Problem requirements:
Skip the pictures. Give all the data again exactly.

Extracted material:

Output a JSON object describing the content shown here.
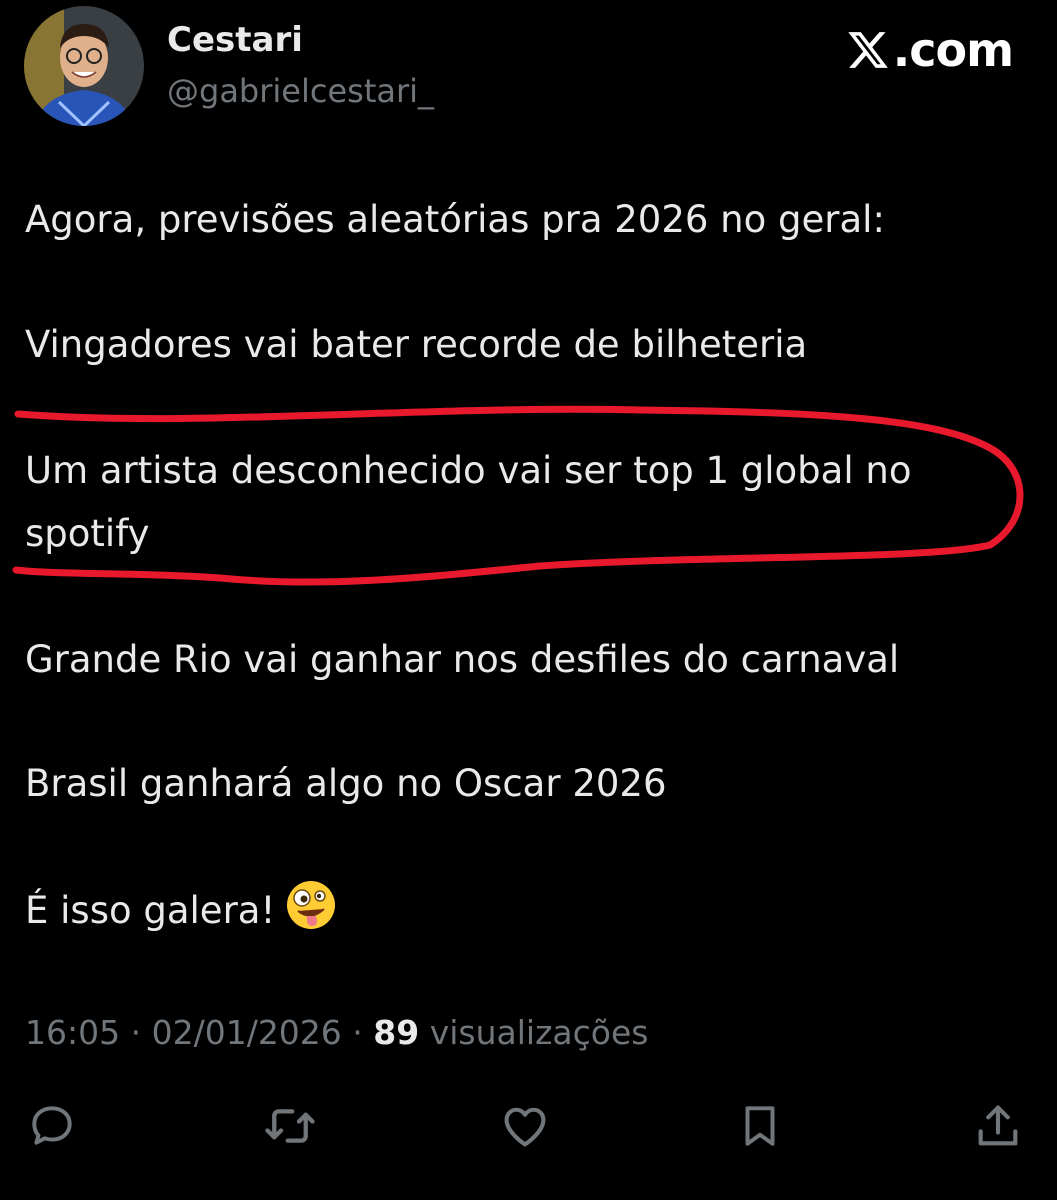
{
  "header": {
    "display_name": "Cestari",
    "handle": "@gabrielcestari_",
    "brand_text": ".com",
    "brand_icon": "x-logo-icon"
  },
  "tweet": {
    "lines": [
      "Agora, previsões aleatórias pra 2026 no geral:",
      "Vingadores vai bater recorde de bilheteria",
      "Um artista desconhecido vai ser top 1 global no",
      "spotify",
      "Grande Rio vai ganhar nos desfiles do carnaval",
      "Brasil ganhará algo no Oscar 2026",
      "É isso galera!"
    ],
    "emoji": "zany-face-emoji",
    "highlight_color": "#e8192c"
  },
  "meta": {
    "time": "16:05",
    "separator": " · ",
    "date": "02/01/2026",
    "views_count": "89",
    "views_label": "visualizações"
  },
  "actions": {
    "icons": [
      "reply-icon",
      "retweet-icon",
      "like-icon",
      "bookmark-icon",
      "share-icon"
    ],
    "icon_color": "#71767b"
  },
  "colors": {
    "background": "#000000",
    "text": "#e7e9ea",
    "secondary_text": "#71767b"
  }
}
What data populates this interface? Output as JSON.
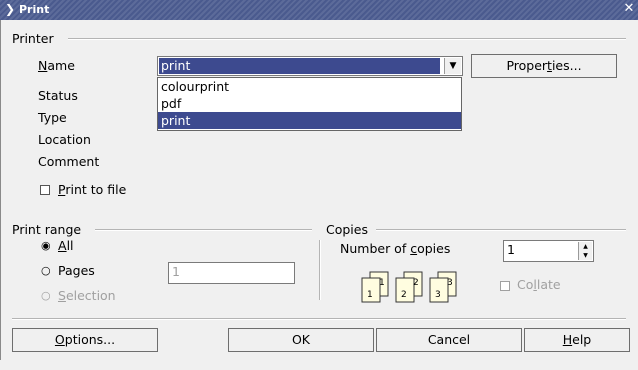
{
  "window": {
    "title": "Print",
    "menu_icon": "menu-chevron-icon",
    "close_icon": "close-icon"
  },
  "printer": {
    "group_label": "Printer",
    "name_label": "Name",
    "name_value": "print",
    "properties_button": "Properties...",
    "status_label": "Status",
    "type_label": "Type",
    "location_label": "Location",
    "comment_label": "Comment",
    "print_to_file_label": "Print to file",
    "print_to_file_checked": false,
    "dropdown_options": [
      "colourprint",
      "pdf",
      "print"
    ],
    "dropdown_selected": "print"
  },
  "print_range": {
    "group_label": "Print range",
    "all_label": "All",
    "pages_label": "Pages",
    "selection_label": "Selection",
    "selected": "All",
    "pages_value": "1"
  },
  "copies": {
    "group_label": "Copies",
    "number_label": "Number of copies",
    "number_value": "1",
    "collate_label": "Collate",
    "collate_checked": false,
    "page_numbers": [
      "1",
      "1",
      "2",
      "2",
      "3",
      "3"
    ]
  },
  "buttons": {
    "options": "Options...",
    "ok": "OK",
    "cancel": "Cancel",
    "help": "Help"
  },
  "colors": {
    "title_bar": "#4a5a8e",
    "selection": "#3d4a8f",
    "background": "#f0f0f0"
  }
}
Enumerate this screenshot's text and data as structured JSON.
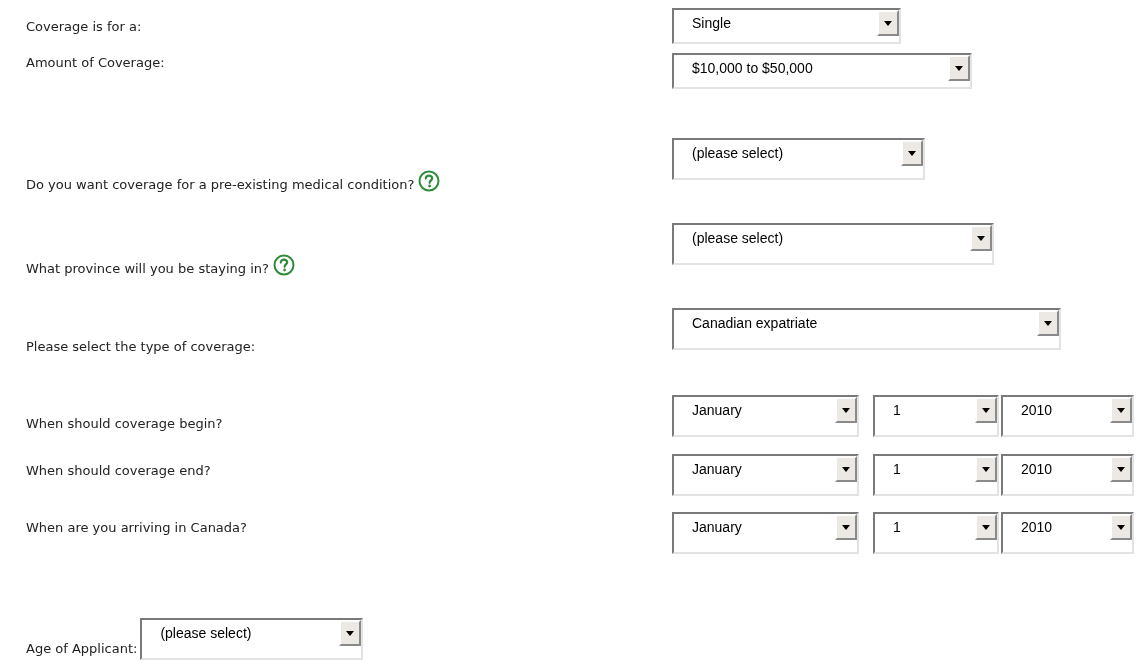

Completed task:
Output a JSON object describing the content shown here.
{
  "header": {
    "display_name": "Cestari",
    "handle": "@gabrielcestari_",
    "brand_text": ".com",
    "brand_icon": "x-logo-icon"
  },
  "tweet": {
    "lines": [
      "Agora, previsões aleatórias pra 2026 no geral:",
      "Vingadores vai bater recorde de bilheteria",
      "Um artista desconhecido vai ser top 1 global no",
      "spotify",
      "Grande Rio vai ganhar nos desfiles do carnaval",
      "Brasil ganhará algo no Oscar 2026",
      "É isso galera!"
    ],
    "emoji": "zany-face-emoji",
    "highlight_color": "#e8192c"
  },
  "meta": {
    "time": "16:05",
    "separator": " · ",
    "date": "02/01/2026",
    "views_count": "89",
    "views_label": "visualizações"
  },
  "actions": {
    "icons": [
      "reply-icon",
      "retweet-icon",
      "like-icon",
      "bookmark-icon",
      "share-icon"
    ],
    "icon_color": "#71767b"
  },
  "colors": {
    "background": "#000000",
    "text": "#e7e9ea",
    "secondary_text": "#71767b"
  }
}
What data populates this interface? Output as JSON.
{
  "window": {
    "title": "Print",
    "menu_icon": "menu-chevron-icon",
    "close_icon": "close-icon"
  },
  "printer": {
    "group_label": "Printer",
    "name_label": "Name",
    "name_value": "print",
    "properties_button": "Properties...",
    "status_label": "Status",
    "type_label": "Type",
    "location_label": "Location",
    "comment_label": "Comment",
    "print_to_file_label": "Print to file",
    "print_to_file_checked": false,
    "dropdown_options": [
      "colourprint",
      "pdf",
      "print"
    ],
    "dropdown_selected": "print"
  },
  "print_range": {
    "group_label": "Print range",
    "all_label": "All",
    "pages_label": "Pages",
    "selection_label": "Selection",
    "selected": "All",
    "pages_value": "1"
  },
  "copies": {
    "group_label": "Copies",
    "number_label": "Number of copies",
    "number_value": "1",
    "collate_label": "Collate",
    "collate_checked": false,
    "page_numbers": [
      "1",
      "1",
      "2",
      "2",
      "3",
      "3"
    ]
  },
  "buttons": {
    "options": "Options...",
    "ok": "OK",
    "cancel": "Cancel",
    "help": "Help"
  },
  "colors": {
    "title_bar": "#4a5a8e",
    "selection": "#3d4a8f",
    "background": "#f0f0f0"
  }
}
Enumerate this screenshot's text and data as structured JSON.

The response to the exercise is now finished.